Your objective: Output the data verbatim, with nothing added or dropped.

Records:
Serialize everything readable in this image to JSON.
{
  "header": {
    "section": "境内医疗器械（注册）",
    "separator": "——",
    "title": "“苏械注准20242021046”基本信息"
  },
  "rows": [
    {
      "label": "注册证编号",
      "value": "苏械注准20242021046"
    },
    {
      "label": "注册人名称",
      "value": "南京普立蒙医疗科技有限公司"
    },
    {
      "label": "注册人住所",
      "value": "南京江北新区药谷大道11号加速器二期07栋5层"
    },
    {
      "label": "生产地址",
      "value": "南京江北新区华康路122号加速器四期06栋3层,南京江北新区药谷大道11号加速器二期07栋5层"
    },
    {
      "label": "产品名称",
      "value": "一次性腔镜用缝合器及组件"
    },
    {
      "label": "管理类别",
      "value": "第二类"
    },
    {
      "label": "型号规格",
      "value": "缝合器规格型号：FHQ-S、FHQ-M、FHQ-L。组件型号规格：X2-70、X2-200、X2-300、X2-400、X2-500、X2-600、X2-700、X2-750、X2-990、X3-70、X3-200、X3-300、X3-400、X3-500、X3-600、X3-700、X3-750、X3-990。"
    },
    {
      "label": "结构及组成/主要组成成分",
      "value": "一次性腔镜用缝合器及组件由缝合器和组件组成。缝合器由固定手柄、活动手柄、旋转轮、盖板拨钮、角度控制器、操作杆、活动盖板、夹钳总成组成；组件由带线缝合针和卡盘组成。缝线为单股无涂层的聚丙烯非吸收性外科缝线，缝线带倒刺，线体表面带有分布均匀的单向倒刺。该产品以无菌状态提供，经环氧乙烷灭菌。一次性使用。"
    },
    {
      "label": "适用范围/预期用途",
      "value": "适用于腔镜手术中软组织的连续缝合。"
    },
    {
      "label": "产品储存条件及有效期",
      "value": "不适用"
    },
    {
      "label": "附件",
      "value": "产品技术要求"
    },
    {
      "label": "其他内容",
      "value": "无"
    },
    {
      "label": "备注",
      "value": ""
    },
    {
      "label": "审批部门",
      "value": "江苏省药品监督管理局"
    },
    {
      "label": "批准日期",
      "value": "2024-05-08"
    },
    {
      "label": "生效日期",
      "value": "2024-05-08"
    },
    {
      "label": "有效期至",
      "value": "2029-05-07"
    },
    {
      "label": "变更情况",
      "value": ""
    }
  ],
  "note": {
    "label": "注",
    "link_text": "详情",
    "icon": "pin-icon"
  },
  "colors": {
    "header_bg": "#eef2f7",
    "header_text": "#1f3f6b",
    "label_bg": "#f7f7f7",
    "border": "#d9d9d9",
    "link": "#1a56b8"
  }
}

Task result:
Serialize everything readable in this image to JSON.
{
  "header": {
    "section": "境内医疗器械（注册）",
    "separator": "——",
    "title": "“苏械注准20242021046”基本信息"
  },
  "rows": [
    {
      "label": "注册证编号",
      "value": "苏械注准20242021046"
    },
    {
      "label": "注册人名称",
      "value": "南京普立蒙医疗科技有限公司"
    },
    {
      "label": "注册人住所",
      "value": "南京江北新区药谷大道11号加速器二期07栋5层"
    },
    {
      "label": "生产地址",
      "value": "南京江北新区华康路122号加速器四期06栋3层,南京江北新区药谷大道11号加速器二期07栋5层"
    },
    {
      "label": "产品名称",
      "value": "一次性腔镜用缝合器及组件"
    },
    {
      "label": "管理类别",
      "value": "第二类"
    },
    {
      "label": "型号规格",
      "value": "缝合器规格型号：FHQ-S、FHQ-M、FHQ-L。组件型号规格：X2-70、X2-200、X2-300、X2-400、X2-500、X2-600、X2-700、X2-750、X2-990、X3-70、X3-200、X3-300、X3-400、X3-500、X3-600、X3-700、X3-750、X3-990。"
    },
    {
      "label": "结构及组成/主要组成成分",
      "value": "一次性腔镜用缝合器及组件由缝合器和组件组成。缝合器由固定手柄、活动手柄、旋转轮、盖板拨钮、角度控制器、操作杆、活动盖板、夹钳总成组成；组件由带线缝合针和卡盘组成。缝线为单股无涂层的聚丙烯非吸收性外科缝线，缝线带倒刺，线体表面带有分布均匀的单向倒刺。该产品以无菌状态提供，经环氧乙烷灭菌。一次性使用。"
    },
    {
      "label": "适用范围/预期用途",
      "value": "适用于腔镜手术中软组织的连续缝合。"
    },
    {
      "label": "产品储存条件及有效期",
      "value": "不适用"
    },
    {
      "label": "附件",
      "value": "产品技术要求"
    },
    {
      "label": "其他内容",
      "value": "无"
    },
    {
      "label": "备注",
      "value": ""
    },
    {
      "label": "审批部门",
      "value": "江苏省药品监督管理局"
    },
    {
      "label": "批准日期",
      "value": "2024-05-08"
    },
    {
      "label": "生效日期",
      "value": "2024-05-08"
    },
    {
      "label": "有效期至",
      "value": "2029-05-07"
    },
    {
      "label": "变更情况",
      "value": ""
    }
  ],
  "note": {
    "label": "注",
    "link_text": "详情",
    "icon": "pin-icon"
  },
  "colors": {
    "header_bg": "#eef2f7",
    "header_text": "#1f3f6b",
    "label_bg": "#f7f7f7",
    "border": "#d9d9d9",
    "link": "#1a56b8"
  }
}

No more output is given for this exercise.